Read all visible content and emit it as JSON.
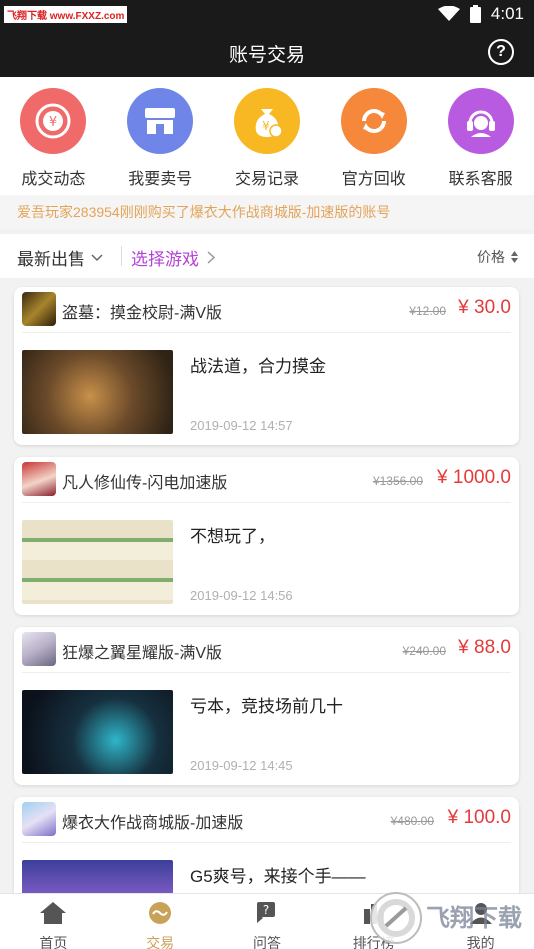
{
  "statusbar": {
    "watermark": "飞翔下载 www.FXXZ.com",
    "time": "4:01"
  },
  "header": {
    "title": "账号交易",
    "help": "?"
  },
  "quicknav": [
    {
      "label": "成交动态",
      "icon": "yen-exchange-icon",
      "color": "#f06a6a"
    },
    {
      "label": "我要卖号",
      "icon": "shop-icon",
      "color": "#6f86e8"
    },
    {
      "label": "交易记录",
      "icon": "money-bag-icon",
      "color": "#f7b824"
    },
    {
      "label": "官方回收",
      "icon": "recycle-icon",
      "color": "#f5883a"
    },
    {
      "label": "联系客服",
      "icon": "headset-icon",
      "color": "#b95be0"
    }
  ],
  "notice": "爱吾玩家283954刚刚购买了爆衣大作战商城版-加速版的账号",
  "filters": {
    "latest": "最新出售",
    "select_game": "选择游戏",
    "price": "价格"
  },
  "listings": [
    {
      "name": "盗墓：摸金校尉-满V版",
      "old_price": "¥12.00",
      "price": "¥ 30.0",
      "desc": "战法道，合力摸金",
      "time": "2019-09-12 14:57"
    },
    {
      "name": "凡人修仙传-闪电加速版",
      "old_price": "¥1356.00",
      "price": "¥ 1000.0",
      "desc": "不想玩了，",
      "time": "2019-09-12 14:56"
    },
    {
      "name": "狂爆之翼星耀版-满V版",
      "old_price": "¥240.00",
      "price": "¥ 88.0",
      "desc": "亏本，竞技场前几十",
      "time": "2019-09-12 14:45"
    },
    {
      "name": "爆衣大作战商城版-加速版",
      "old_price": "¥480.00",
      "price": "¥ 100.0",
      "desc": "G5爽号，来接个手——",
      "time": ""
    }
  ],
  "tabs": [
    {
      "label": "首页",
      "icon": "home-icon"
    },
    {
      "label": "交易",
      "icon": "trade-icon"
    },
    {
      "label": "问答",
      "icon": "qa-icon"
    },
    {
      "label": "排行榜",
      "icon": "ranking-icon"
    },
    {
      "label": "我的",
      "icon": "user-icon"
    }
  ],
  "brand_watermark": "飞翔下载",
  "colors": {
    "price": "#e43a3a",
    "accent": "#b443d6",
    "active_tab": "#c9a25a",
    "notice": "#e3a45a"
  }
}
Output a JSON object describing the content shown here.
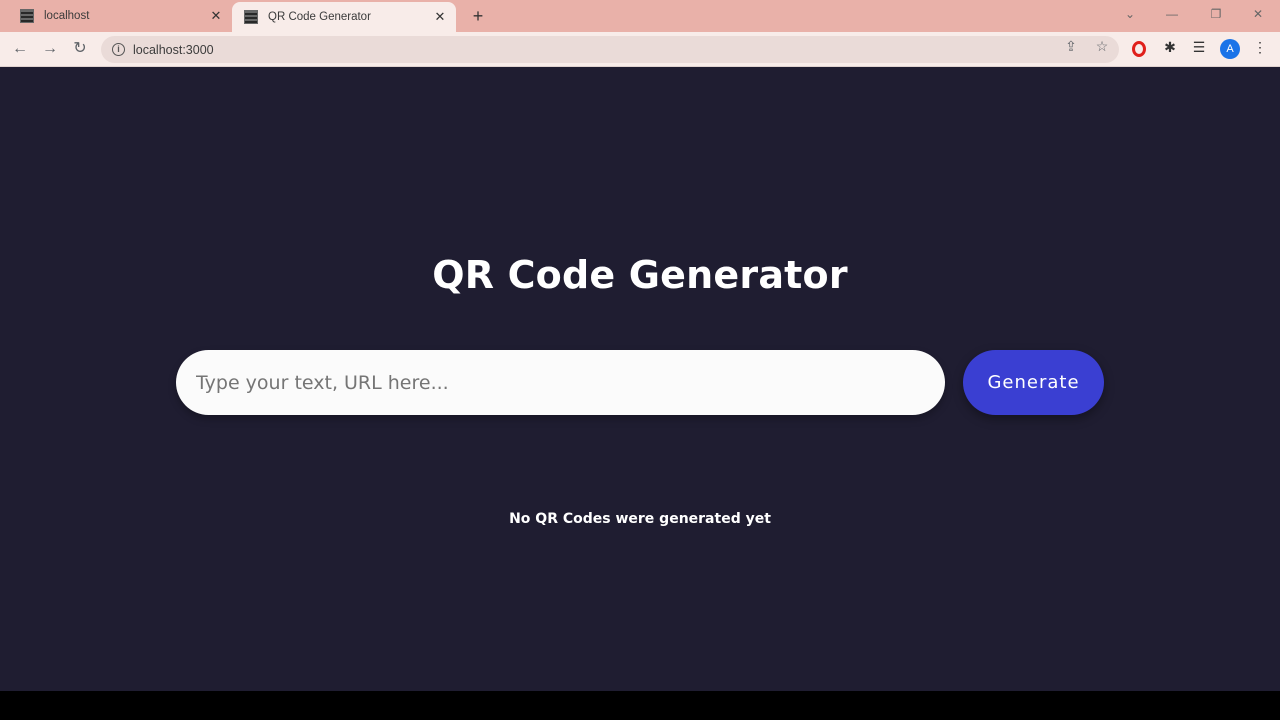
{
  "browser": {
    "tabs": [
      {
        "title": "localhost",
        "active": false
      },
      {
        "title": "QR Code Generator",
        "active": true
      }
    ],
    "new_tab_icon": "plus-icon",
    "address": "localhost:3000",
    "profile_initial": "A"
  },
  "app": {
    "title": "QR Code Generator",
    "input": {
      "placeholder": "Type your text, URL here...",
      "value": ""
    },
    "generate_label": "Generate",
    "empty_message": "No QR Codes were generated yet"
  },
  "colors": {
    "page_background": "#1f1d31",
    "button_accent": "#3a3fd2",
    "tabbar": "#e9b1a9"
  }
}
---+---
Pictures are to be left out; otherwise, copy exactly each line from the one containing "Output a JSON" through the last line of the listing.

▶ **Your response**:
Output a JSON object describing the content shown here.
{
  "browser": {
    "tabs": [
      {
        "title": "localhost",
        "active": false
      },
      {
        "title": "QR Code Generator",
        "active": true
      }
    ],
    "new_tab_icon": "plus-icon",
    "address": "localhost:3000",
    "profile_initial": "A"
  },
  "app": {
    "title": "QR Code Generator",
    "input": {
      "placeholder": "Type your text, URL here...",
      "value": ""
    },
    "generate_label": "Generate",
    "empty_message": "No QR Codes were generated yet"
  },
  "colors": {
    "page_background": "#1f1d31",
    "button_accent": "#3a3fd2",
    "tabbar": "#e9b1a9"
  }
}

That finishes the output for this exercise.